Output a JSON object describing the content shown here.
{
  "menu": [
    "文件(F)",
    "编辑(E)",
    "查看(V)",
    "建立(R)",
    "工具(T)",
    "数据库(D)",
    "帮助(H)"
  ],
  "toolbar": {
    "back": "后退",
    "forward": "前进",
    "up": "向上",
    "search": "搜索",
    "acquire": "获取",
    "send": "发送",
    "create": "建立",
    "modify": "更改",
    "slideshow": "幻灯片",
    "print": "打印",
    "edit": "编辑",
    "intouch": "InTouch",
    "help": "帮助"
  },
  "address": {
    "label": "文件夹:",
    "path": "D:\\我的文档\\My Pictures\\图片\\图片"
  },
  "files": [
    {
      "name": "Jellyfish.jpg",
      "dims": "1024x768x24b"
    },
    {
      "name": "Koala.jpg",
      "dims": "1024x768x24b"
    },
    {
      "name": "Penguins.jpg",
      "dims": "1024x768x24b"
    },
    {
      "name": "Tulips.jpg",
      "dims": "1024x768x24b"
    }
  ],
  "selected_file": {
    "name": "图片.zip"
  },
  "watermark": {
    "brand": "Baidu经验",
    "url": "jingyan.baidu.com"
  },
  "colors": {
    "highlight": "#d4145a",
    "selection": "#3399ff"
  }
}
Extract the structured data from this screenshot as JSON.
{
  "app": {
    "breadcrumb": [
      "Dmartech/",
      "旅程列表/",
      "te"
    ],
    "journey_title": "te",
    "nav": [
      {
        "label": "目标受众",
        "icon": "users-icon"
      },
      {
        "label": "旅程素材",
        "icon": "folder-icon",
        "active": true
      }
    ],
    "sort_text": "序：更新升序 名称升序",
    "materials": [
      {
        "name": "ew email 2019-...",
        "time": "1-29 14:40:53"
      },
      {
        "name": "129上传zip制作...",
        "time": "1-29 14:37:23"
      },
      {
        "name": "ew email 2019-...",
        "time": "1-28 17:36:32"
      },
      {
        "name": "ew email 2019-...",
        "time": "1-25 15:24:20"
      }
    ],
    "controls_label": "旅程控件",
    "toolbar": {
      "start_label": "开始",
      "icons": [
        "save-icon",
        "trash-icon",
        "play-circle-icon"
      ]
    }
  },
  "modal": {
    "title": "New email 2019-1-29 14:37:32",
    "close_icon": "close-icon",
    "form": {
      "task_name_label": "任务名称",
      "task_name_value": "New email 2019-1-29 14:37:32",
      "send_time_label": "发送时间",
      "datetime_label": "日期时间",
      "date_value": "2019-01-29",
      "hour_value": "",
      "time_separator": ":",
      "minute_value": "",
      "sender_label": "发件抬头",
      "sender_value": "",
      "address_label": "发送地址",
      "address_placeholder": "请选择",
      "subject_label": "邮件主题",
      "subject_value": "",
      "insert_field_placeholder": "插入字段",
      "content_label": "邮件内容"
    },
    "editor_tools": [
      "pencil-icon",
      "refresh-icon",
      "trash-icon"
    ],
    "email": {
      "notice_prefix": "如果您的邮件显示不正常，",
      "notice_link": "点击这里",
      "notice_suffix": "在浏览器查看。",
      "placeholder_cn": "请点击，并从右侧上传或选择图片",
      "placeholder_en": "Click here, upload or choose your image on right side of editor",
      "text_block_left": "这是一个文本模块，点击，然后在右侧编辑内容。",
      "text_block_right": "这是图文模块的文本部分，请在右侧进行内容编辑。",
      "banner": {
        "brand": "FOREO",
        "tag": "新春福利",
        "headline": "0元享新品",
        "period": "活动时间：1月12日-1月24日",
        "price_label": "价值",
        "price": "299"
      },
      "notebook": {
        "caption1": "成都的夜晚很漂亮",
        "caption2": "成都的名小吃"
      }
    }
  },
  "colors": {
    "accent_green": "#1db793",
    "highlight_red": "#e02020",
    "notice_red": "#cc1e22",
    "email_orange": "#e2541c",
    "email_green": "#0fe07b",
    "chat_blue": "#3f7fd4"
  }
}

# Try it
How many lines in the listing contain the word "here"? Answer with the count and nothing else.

# Response
2